Volodymr Zhukovskyy, 26, of West Springfield, Massachusetts, pleaded not guilty to multiple counts of negligent homicide, manslaughter, reckless conduct and driving under the influence in the June 21, 2019, crash. He has been in jail since then.
The jury was selected this week and is scheduled to visit the crash scene along a busy two-lane highway in northern New Hampshire on Monday. The trial, delayed because of the pandemic and defense problems with finding a crash reconstruction expert, is expected to begin Tuesday and last for several weeks.
“It’s been a long, long, long three years,” said Manny Ribeiro of the Jarheads Motorcycle Club, made up of Marine Corps veterans and their spouses. “We all feel the same way. We all just want it to be over with.”
Ribeiro, who was riding with the group that day, said he’s among those “that are pretty messed up, still,” from the experience.
The motorcyclists who died were part of a larger group that had just left a motel that evening and were headed to an American Legion Post in northern New Hampshire to set up for an annual meeting.
They were traveling east on U.S. Route 2 in Randolph, New Hampshire, when the westbound truck and empty flatbed trailer in tow collided with the group. In addition to the deaths, several bikers were injured.
Prosecutors are expected to focus on Zhukovskyy’s drug use at the time of the crash.
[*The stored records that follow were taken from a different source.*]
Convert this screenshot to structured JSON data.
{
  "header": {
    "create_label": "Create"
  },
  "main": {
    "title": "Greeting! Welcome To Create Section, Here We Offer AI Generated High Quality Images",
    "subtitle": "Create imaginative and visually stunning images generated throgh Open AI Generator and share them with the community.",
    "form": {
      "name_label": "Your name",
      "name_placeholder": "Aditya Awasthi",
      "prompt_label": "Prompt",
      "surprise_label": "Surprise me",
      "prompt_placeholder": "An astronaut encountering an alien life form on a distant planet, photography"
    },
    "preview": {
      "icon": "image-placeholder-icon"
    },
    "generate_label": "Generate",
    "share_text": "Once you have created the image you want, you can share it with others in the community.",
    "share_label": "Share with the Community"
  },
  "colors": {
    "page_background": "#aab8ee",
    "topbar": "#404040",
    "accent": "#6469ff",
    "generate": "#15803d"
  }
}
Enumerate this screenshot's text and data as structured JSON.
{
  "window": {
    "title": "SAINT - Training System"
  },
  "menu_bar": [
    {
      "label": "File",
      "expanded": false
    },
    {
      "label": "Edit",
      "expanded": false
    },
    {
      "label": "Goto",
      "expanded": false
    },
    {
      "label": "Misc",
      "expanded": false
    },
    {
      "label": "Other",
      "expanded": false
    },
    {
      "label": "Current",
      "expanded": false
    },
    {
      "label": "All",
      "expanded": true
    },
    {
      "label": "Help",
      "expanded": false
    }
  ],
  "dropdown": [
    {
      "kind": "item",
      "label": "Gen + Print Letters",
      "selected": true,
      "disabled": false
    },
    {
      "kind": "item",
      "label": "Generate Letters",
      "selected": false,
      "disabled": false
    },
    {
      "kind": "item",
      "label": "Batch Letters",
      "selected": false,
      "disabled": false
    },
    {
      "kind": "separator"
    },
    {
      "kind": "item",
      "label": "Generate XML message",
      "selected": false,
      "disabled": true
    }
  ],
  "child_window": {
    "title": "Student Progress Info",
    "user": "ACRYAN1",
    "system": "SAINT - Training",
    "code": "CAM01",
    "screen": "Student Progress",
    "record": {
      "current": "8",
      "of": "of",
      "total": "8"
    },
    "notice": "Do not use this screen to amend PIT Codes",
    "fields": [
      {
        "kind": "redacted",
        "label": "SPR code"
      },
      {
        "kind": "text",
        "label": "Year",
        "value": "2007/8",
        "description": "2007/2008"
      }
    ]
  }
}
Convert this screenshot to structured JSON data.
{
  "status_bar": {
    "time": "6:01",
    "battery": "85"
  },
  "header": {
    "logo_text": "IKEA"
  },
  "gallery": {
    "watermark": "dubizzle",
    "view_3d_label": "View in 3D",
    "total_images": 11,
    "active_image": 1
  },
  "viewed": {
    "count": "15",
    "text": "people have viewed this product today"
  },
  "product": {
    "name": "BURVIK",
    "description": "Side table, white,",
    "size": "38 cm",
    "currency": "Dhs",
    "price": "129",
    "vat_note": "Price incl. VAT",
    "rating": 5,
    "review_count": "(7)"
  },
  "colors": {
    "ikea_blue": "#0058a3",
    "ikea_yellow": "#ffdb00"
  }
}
Federal investigators said Zhukovskyy, who was returning from delivering vehicles for a Massachusetts transport company, regularly used drugs. After the crash, Zhukovskyy told police he had used both heroin and cocaine that morning, but that he felt “fine and okay to drive” later that day.
His lawyers, who declined to issue any pretrial statements, are expected to shift the blame to the bikers.
They have argued an independent analysis from March 2020 showed one of the motorcyclists who died was drunk and was the one who hit the truck and caused the crash. Federal investigators found that some of the bikers and passengers were impaired by alcohol, but that it wasn’t the reason for the crash.
The National Transportation Safety Board approved a report in December 2020 that concluded that Zhukovskyy’s impairment from the drugs was the “probable cause” for him crossing the center line on the highway and sparking the fiery crash.
Zhukovskyy’s lawyers unsuccessfully tried to get him a bail hearing so he could be released from jail pending his trial. The state Supreme Court denied the request.
“We are not convinced by the defendant’s argument that the fact that he has been sober while in pretrial detention raises ‘an important doubt’ about whether he is currently dangerous,” the court wrote.
Prosecutors said Zhukovskyy should never have been on the road in the first place. His commercial driving license should have been revoked in Massachusetts because of a drunken driving arrest in Connecticut about two months earlier.
Connecticut officials alerted the Massachusetts Registry of Motor Vehicles, but Zhukovkskyy’s license wasn’t suspended because of a backlog in out-of-state notifications about driving offenses. An audit also found that an employee briefly reviewed the notification from Connecticut but did not change Zhukovskyy’s record because the worker wasn’t trained to do so and didn’t bring the case to anyone else’s attention.
In its review, the NTSB found similar backlog problems were in Rhode Island, New Hampshire and at least six other jurisdictions,
In Massachusetts, the head of the registry resigned days after the crash. Another manager who stopped processing alerts from other states about Massachusetts drivers who had broken traffic laws was fired.
Massachusetts officials said out-of-state notifications are now being processed on the day they were received or the following day. Massachusetts Gov. Charlie Baker filed legislation aimed at toughening regulations for commercial drivers. That bill is pending in the Legislature.
Federal records show that the company Zhukovskyy was driving for, Westfield Transport, faced multiple violations for unsafe driving. The company is now disbanded and the two brothers who ran it were accused of falsifying records. They pleaded not guilty and their cases are pending in federal court.
Since the crash, the Jarheads have held charity motorcycle runs for family of the “Fallen Seven.” The first one in July 2019 drew more than 3,000 bikers, some from as far away as California and Florida, for a 90-mile tribute trip from Laconia to the crash site, where a memorial and a color guard stood.
Those killed include four people from New Hampshire, Michael Ferazzi, 62, of Contoocook; Albert Mazza Jr., 59, of Lee; Desma Oakes, 42, of Concord; and Aaron Perry, 45, of Farmington. The remaining three victims were Daniel Pereira, 58, of Riverside, Rhode Island and Jo-Ann and Edward Corr, both 58, of Lakeville, Massachusetts.
Today, another memorial near U.S. 2 depicts five steel silhouettes of rider-less motorcycles with a set of wings for each of the seven riders. Visitors have attached American flags, bandanas and flowers to the bikes.
The names of the dead are engraved on the motorcycles and on a granite monument off to the side, along with the words, “Never Forget.”